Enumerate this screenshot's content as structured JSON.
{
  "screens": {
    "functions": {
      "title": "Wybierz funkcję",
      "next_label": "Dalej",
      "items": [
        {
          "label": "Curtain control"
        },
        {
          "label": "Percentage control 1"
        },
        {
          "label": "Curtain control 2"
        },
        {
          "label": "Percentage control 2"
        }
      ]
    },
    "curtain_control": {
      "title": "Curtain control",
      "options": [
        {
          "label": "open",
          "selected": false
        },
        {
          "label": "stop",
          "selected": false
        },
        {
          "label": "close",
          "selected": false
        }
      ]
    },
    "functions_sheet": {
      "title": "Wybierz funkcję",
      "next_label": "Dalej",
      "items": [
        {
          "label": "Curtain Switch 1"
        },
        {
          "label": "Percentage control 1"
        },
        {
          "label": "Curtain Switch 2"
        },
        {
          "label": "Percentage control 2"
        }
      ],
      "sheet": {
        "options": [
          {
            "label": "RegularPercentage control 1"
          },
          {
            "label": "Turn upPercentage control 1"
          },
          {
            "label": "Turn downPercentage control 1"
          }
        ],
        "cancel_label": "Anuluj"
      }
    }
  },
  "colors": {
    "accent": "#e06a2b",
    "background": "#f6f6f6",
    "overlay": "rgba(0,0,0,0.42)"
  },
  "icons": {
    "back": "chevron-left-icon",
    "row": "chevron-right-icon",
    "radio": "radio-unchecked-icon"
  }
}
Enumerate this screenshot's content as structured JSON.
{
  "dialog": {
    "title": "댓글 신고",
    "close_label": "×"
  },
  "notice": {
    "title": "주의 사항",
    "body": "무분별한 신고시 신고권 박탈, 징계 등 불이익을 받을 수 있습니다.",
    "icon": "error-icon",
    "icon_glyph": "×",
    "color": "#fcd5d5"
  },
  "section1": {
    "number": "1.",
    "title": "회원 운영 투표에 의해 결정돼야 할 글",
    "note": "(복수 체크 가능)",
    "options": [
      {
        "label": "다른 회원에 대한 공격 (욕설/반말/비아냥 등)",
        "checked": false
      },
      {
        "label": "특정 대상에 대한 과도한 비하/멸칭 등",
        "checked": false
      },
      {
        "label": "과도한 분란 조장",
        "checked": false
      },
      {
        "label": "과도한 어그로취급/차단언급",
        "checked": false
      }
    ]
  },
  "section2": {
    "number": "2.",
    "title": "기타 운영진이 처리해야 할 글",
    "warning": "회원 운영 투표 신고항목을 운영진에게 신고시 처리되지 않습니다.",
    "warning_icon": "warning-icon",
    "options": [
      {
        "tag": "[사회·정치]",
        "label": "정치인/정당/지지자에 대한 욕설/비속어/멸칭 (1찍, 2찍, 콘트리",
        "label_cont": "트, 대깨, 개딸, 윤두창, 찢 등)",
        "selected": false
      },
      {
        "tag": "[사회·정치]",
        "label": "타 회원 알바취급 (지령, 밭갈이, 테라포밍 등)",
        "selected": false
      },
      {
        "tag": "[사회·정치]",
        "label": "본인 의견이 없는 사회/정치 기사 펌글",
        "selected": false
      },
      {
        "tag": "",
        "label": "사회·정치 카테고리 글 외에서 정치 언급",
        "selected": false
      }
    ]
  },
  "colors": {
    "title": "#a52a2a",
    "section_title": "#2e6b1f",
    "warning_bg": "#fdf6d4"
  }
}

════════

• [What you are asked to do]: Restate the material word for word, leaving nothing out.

• [Task solution]:
Enumerate this screenshot's content as structured JSON.
{
  "screens": {
    "functions": {
      "title": "Wybierz funkcję",
      "next_label": "Dalej",
      "items": [
        {
          "label": "Curtain control"
        },
        {
          "label": "Percentage control 1"
        },
        {
          "label": "Curtain control 2"
        },
        {
          "label": "Percentage control 2"
        }
      ]
    },
    "curtain_control": {
      "title": "Curtain control",
      "options": [
        {
          "label": "open",
          "selected": false
        },
        {
          "label": "stop",
          "selected": false
        },
        {
          "label": "close",
          "selected": false
        }
      ]
    },
    "functions_sheet": {
      "title": "Wybierz funkcję",
      "next_label": "Dalej",
      "items": [
        {
          "label": "Curtain Switch 1"
        },
        {
          "label": "Percentage control 1"
        },
        {
          "label": "Curtain Switch 2"
        },
        {
          "label": "Percentage control 2"
        }
      ],
      "sheet": {
        "options": [
          {
            "label": "RegularPercentage control 1"
          },
          {
            "label": "Turn upPercentage control 1"
          },
          {
            "label": "Turn downPercentage control 1"
          }
        ],
        "cancel_label": "Anuluj"
      }
    }
  },
  "colors": {
    "accent": "#e06a2b",
    "background": "#f6f6f6",
    "overlay": "rgba(0,0,0,0.42)"
  },
  "icons": {
    "back": "chevron-left-icon",
    "row": "chevron-right-icon",
    "radio": "radio-unchecked-icon"
  }
}
Enumerate this screenshot's content as structured JSON.
{
  "dialog": {
    "title": "댓글 신고",
    "close_label": "×"
  },
  "notice": {
    "title": "주의 사항",
    "body": "무분별한 신고시 신고권 박탈, 징계 등 불이익을 받을 수 있습니다.",
    "icon": "error-icon",
    "icon_glyph": "×",
    "color": "#fcd5d5"
  },
  "section1": {
    "number": "1.",
    "title": "회원 운영 투표에 의해 결정돼야 할 글",
    "note": "(복수 체크 가능)",
    "options": [
      {
        "label": "다른 회원에 대한 공격 (욕설/반말/비아냥 등)",
        "checked": false
      },
      {
        "label": "특정 대상에 대한 과도한 비하/멸칭 등",
        "checked": false
      },
      {
        "label": "과도한 분란 조장",
        "checked": false
      },
      {
        "label": "과도한 어그로취급/차단언급",
        "checked": false
      }
    ]
  },
  "section2": {
    "number": "2.",
    "title": "기타 운영진이 처리해야 할 글",
    "warning": "회원 운영 투표 신고항목을 운영진에게 신고시 처리되지 않습니다.",
    "warning_icon": "warning-icon",
    "options": [
      {
        "tag": "[사회·정치]",
        "label": "정치인/정당/지지자에 대한 욕설/비속어/멸칭 (1찍, 2찍, 콘트리",
        "label_cont": "트, 대깨, 개딸, 윤두창, 찢 등)",
        "selected": false
      },
      {
        "tag": "[사회·정치]",
        "label": "타 회원 알바취급 (지령, 밭갈이, 테라포밍 등)",
        "selected": false
      },
      {
        "tag": "[사회·정치]",
        "label": "본인 의견이 없는 사회/정치 기사 펌글",
        "selected": false
      },
      {
        "tag": "",
        "label": "사회·정치 카테고리 글 외에서 정치 언급",
        "selected": false
      }
    ]
  },
  "colors": {
    "title": "#a52a2a",
    "section_title": "#2e6b1f",
    "warning_bg": "#fdf6d4"
  }
}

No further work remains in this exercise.